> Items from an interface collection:
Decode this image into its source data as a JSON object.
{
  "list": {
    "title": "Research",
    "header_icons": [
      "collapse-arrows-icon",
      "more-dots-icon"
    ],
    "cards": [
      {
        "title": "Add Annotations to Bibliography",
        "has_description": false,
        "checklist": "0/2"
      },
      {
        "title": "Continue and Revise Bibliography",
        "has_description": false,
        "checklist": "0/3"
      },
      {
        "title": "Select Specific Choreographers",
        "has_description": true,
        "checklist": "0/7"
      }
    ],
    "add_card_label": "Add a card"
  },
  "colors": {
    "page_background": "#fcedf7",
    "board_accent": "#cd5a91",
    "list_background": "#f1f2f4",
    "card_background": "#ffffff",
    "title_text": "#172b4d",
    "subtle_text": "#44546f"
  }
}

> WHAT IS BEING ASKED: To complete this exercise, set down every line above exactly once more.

> WRITTEN RESPONSE:
Decode this image into its source data as a JSON object.
{
  "list": {
    "title": "Research",
    "header_icons": [
      "collapse-arrows-icon",
      "more-dots-icon"
    ],
    "cards": [
      {
        "title": "Add Annotations to Bibliography",
        "has_description": false,
        "checklist": "0/2"
      },
      {
        "title": "Continue and Revise Bibliography",
        "has_description": false,
        "checklist": "0/3"
      },
      {
        "title": "Select Specific Choreographers",
        "has_description": true,
        "checklist": "0/7"
      }
    ],
    "add_card_label": "Add a card"
  },
  "colors": {
    "page_background": "#fcedf7",
    "board_accent": "#cd5a91",
    "list_background": "#f1f2f4",
    "card_background": "#ffffff",
    "title_text": "#172b4d",
    "subtle_text": "#44546f"
  }
}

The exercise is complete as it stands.